Normal approximation to Laplace distribution?

I heard the phrase “normal approximation to the Laplace distribution” recently and did a double take. The normal distribution does not approximate the Laplace!

Normal and Laplace distributions

A normal distribution has the familiar bell curve shape. A Laplace distribution, also known as a double exponential distribution, it pointed in the middle, like a pole holding up a circus tent.

Normal and Laplace probability density functions

A normal distribution has very thin tails, i.e. probability density drops very rapidly as you move further from the middle, like exp(-x²). The Laplace distribution has moderate tails [1], going to zero like exp(-|x|).

So normal and Laplace distributions are qualitatively very different, both in the center and in the tails. So why would you want to replace one by the other?

Statistics meets differential privacy

The normal distribution is convenient to use in mathematical statistics. Whether it is realistic in application depends on context, but it’s convenient and conventional. The Laplace distribution is convenient and conventional in differential privacy. There’s no need to ask whether it is realistic because Laplace noise is added deliberately; the distribution assumption is exactly correct by construction. (See this post for details.)

When mathematical statistics and differential privacy combine, it could be convenient to “approximate” a Laplace distribution by a normal distribution [2].

Solving for parameters

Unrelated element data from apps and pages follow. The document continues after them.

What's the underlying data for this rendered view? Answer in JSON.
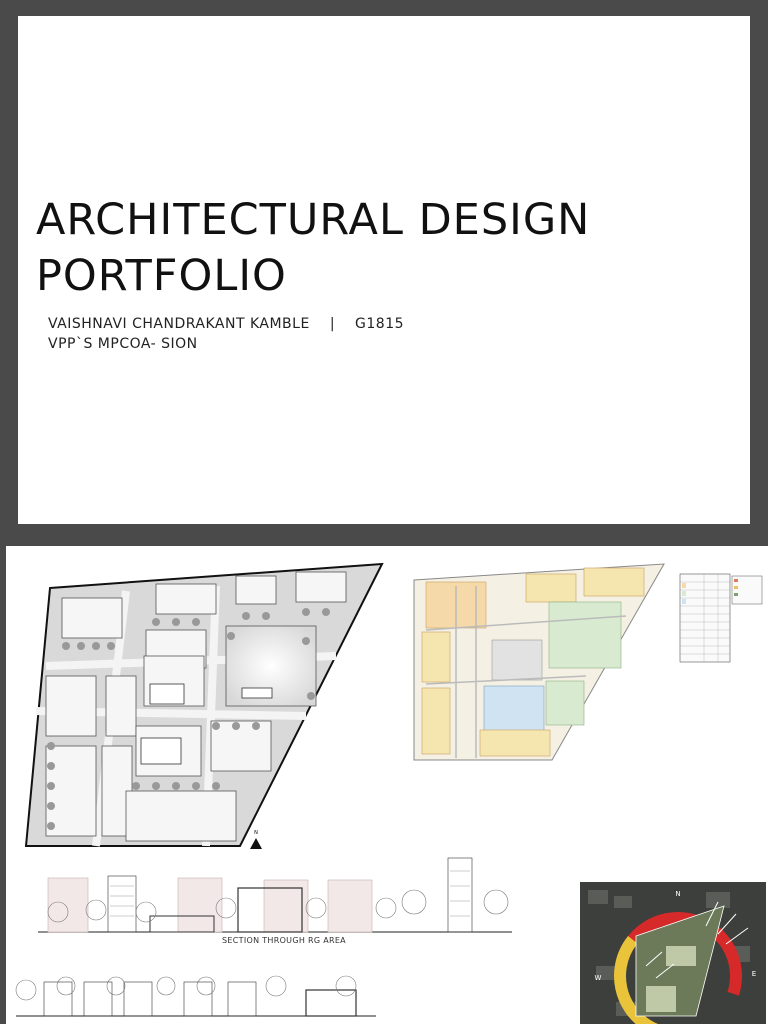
{
  "cover": {
    "title_line1": "ARCHITECTURAL DESIGN",
    "title_line2": "PORTFOLIO",
    "author": "VAISHNAVI CHANDRAKANT KAMBLE",
    "separator": "|",
    "id": "G1815",
    "institution": "VPP`S MPCOA- SION"
  },
  "sheet": {
    "north_label": "N",
    "section_caption": "SECTION THROUGH RG AREA",
    "compass": {
      "n": "N",
      "w": "W",
      "e": "E"
    }
  }
}
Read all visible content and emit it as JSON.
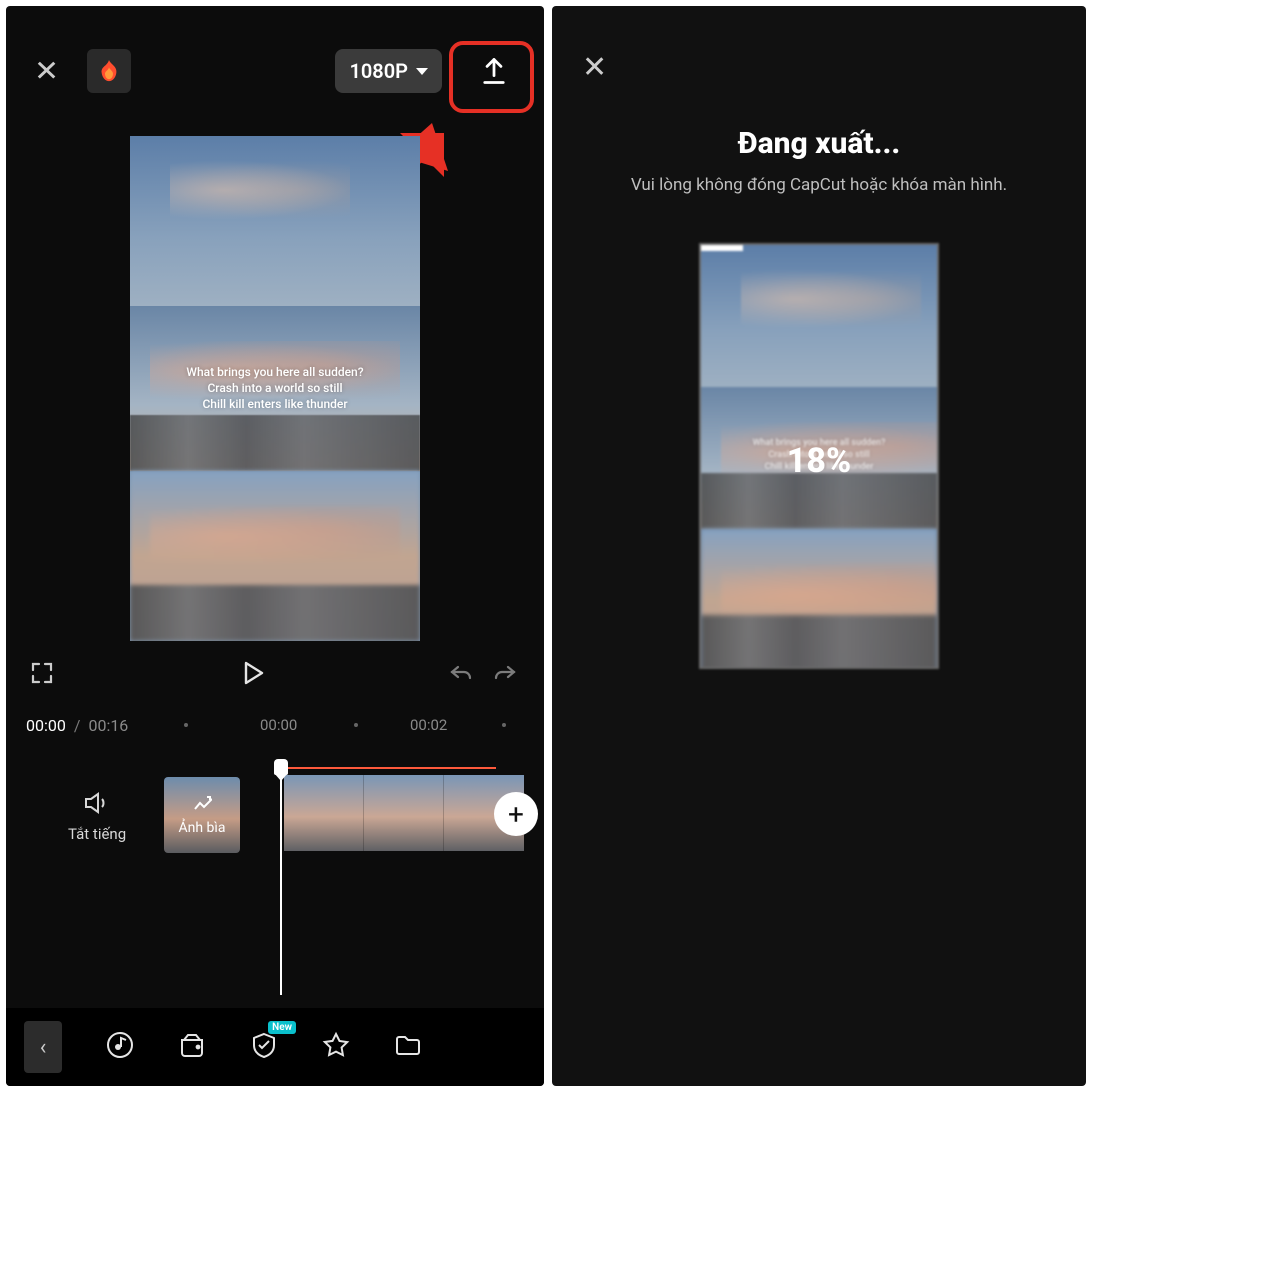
{
  "left": {
    "resolution_label": "1080P",
    "preview_text_l1": "What brings you here all sudden?",
    "preview_text_l2": "Crash into a world so still",
    "preview_text_l3": "Chill kill enters like thunder",
    "time_current": "00:00",
    "time_separator": "/",
    "time_total": "00:16",
    "ticks": {
      "t0": "00:00",
      "t1": "00:02"
    },
    "mute_label": "Tắt tiếng",
    "cover_label": "Ảnh bìa",
    "add_label": "+",
    "new_badge": "New"
  },
  "right": {
    "title": "Đang xuất...",
    "subtitle": "Vui lòng không đóng CapCut hoặc khóa màn hình.",
    "percent": "18%",
    "progress_width": "18%"
  },
  "colors": {
    "highlight": "#e63025",
    "accent": "#ff5a3c",
    "badge": "#0ac0cc"
  }
}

So if you wanted to replace a Laplace distribution with a normal distribution, which one would you choose? Both distributions are symmetric about their means, so it’s natural to pick the means to be the same. So without loss of generality, we’ll assume both distribution have mean 0. The question then becomes how to choose the scale parameters.

You could just set the two scale parameters to be the same, but that’s similar to the Greek letter fallacy, assuming two parameters have the same meaning just because they have the same symbol. Because the two distributions have different tail weights, their scale parameters serve different functions.

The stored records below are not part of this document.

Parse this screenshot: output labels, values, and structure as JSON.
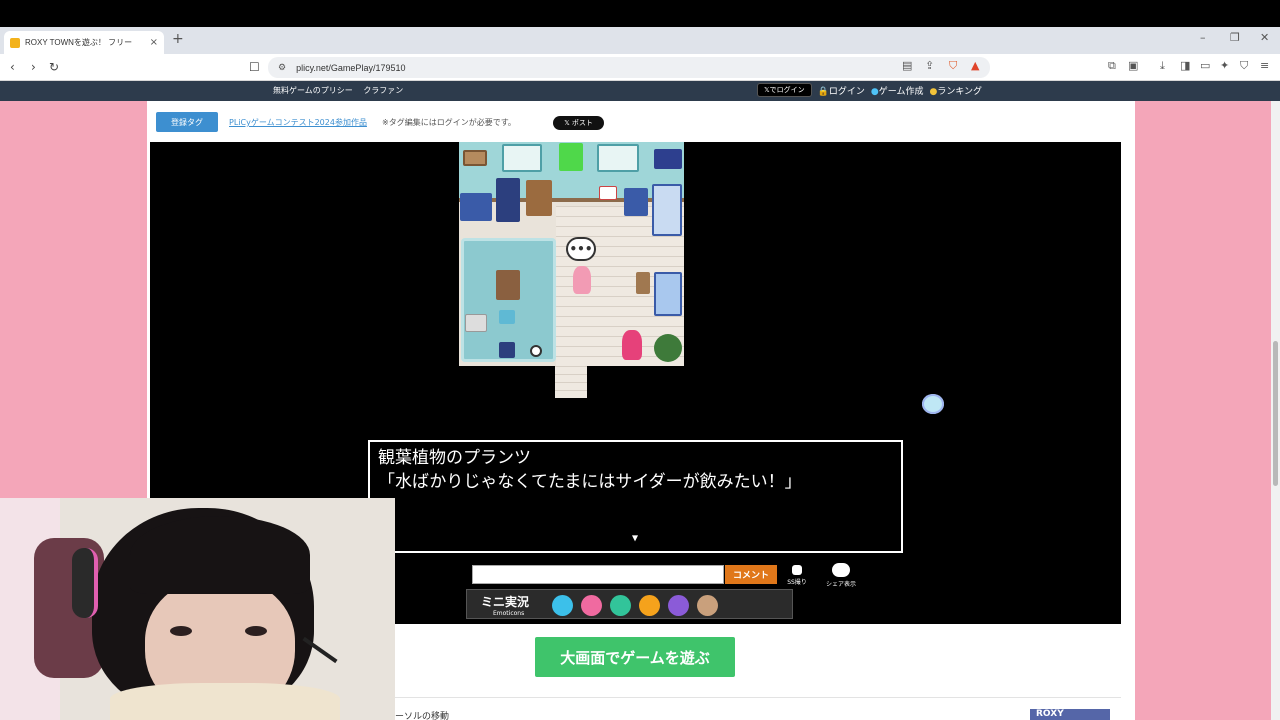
{
  "browser": {
    "tab_title": "ROXY TOWNを遊ぶ！ フリー",
    "tab_close": "×",
    "new_tab": "+",
    "url": "plicy.net/GamePlay/179510",
    "window_controls": [
      "–",
      "❐",
      "✕"
    ]
  },
  "site_header": {
    "left_links": [
      "無料ゲームのプリシー",
      "クラファン"
    ],
    "x_login": "𝕏でログイン",
    "login": "ログイン",
    "make_game": "ゲーム作成",
    "ranking": "ランキング"
  },
  "tags": {
    "button": "登録タグ",
    "link": "PLiCyゲームコンテスト2024参加作品",
    "note": "※タグ編集にはログインが必要です。",
    "x_post": "𝕏 ポスト"
  },
  "game": {
    "speech_bubble": "•••",
    "dialog_line1": "観葉植物のプランツ",
    "dialog_line2": "「水ばかりじゃなくてたまにはサイダーが飲みたい！」",
    "dialog_arrow": "▼"
  },
  "comment": {
    "placeholder": "",
    "button": "コメント",
    "ss_label": "SS撮り",
    "share_label": "シェア表示"
  },
  "emoticons": {
    "label": "ミニ実況",
    "sub": "Emoticons",
    "colors": [
      "#3cc0ea",
      "#f06aa0",
      "#32c49a",
      "#f5a21c",
      "#8b5bd8",
      "#c9a07c"
    ]
  },
  "play_big": "大画面でゲームを遊ぶ",
  "cursor_move": "ーソルの移動",
  "roxy_banner": "ROXY"
}
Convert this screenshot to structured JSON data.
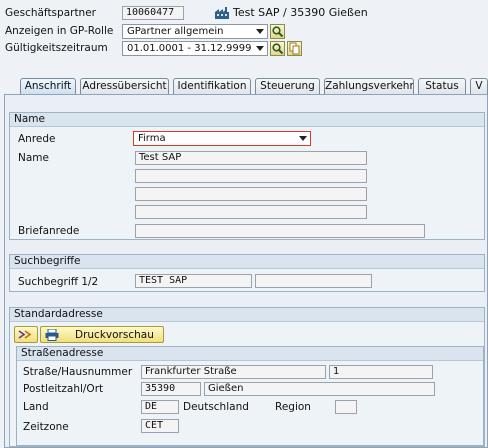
{
  "header": {
    "bp_label": "Geschäftspartner",
    "bp_number": "10060477",
    "bp_description": "Test SAP / 35390 Gießen",
    "role_label": "Anzeigen in GP-Rolle",
    "role_value": "GPartner allgemein",
    "validity_label": "Gültigkeitszeitraum",
    "validity_value": "01.01.0001 - 31.12.9999"
  },
  "tabs": [
    {
      "label": "Anschrift",
      "active": true
    },
    {
      "label": "Adressübersicht"
    },
    {
      "label": "Identifikation"
    },
    {
      "label": "Steuerung"
    },
    {
      "label": "Zahlungsverkehr"
    },
    {
      "label": "Status"
    },
    {
      "label": "V"
    }
  ],
  "name_group": {
    "title": "Name",
    "anrede_label": "Anrede",
    "anrede_value": "Firma",
    "name_label": "Name",
    "name_value": "Test SAP",
    "briefanrede_label": "Briefanrede"
  },
  "search_group": {
    "title": "Suchbegriffe",
    "label": "Suchbegriff 1/2",
    "value1": "TEST SAP",
    "value2": ""
  },
  "address_group": {
    "title": "Standardadresse",
    "print_preview_label": "Druckvorschau",
    "street_title": "Straßenadresse",
    "street_label": "Straße/Hausnummer",
    "street_value": "Frankfurter Straße",
    "house_number": "1",
    "postcode_label": "Postleitzahl/Ort",
    "postcode_value": "35390",
    "city_value": "Gießen",
    "country_label": "Land",
    "country_code": "DE",
    "country_name": "Deutschland",
    "region_label": "Region",
    "region_value": "",
    "timezone_label": "Zeitzone",
    "timezone_value": "CET"
  },
  "icons": [
    "factory-icon",
    "search-icon",
    "search-icon",
    "copy-icon",
    "expand-icon",
    "printer-icon"
  ]
}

One way to replace a Laplace distribution with a normal would be to pick the scale parameter of the normal so that both two quantiles match. For example, you might want both distributions to have have 95% of their probability mass in the same interval.

I’ve written before about how to solve for scale parameters given two quantiles. We find two quantiles of the Laplace distribution, then use the method in that post to find the corresponding normal distribution scale (standard deviation).

The Laplace distribution with scale s has density

f(x) = exp(-|x|/s)/2s.

If we want to solve for the quantile x such that Prob(Xx) = p, we have

x = –s log(2 – 2p).

Using the formula derived in the previously mentioned post,

σ = 2x / Φ-1(x)

where Φ is the cumulative distribution function of the standard normal.

Related posts

[1] The normal distribution is the canonical example of a thin-tailed distribution, while exponential tails are conventionally the boundary between thick and thin. “Thick tailed” and “thin tailed” are often taken to mean thicker than exponential and thinner that exponential respectively.

[2] You could use a Gaussian mechanism rather than a Laplace mechanism for similar reasons, but this makes the differential privacy theory more complicated. Rather than working with ε-differential privacy you have to work with (ε, δ)-differential privacy. The latter is messier and harder to interpret.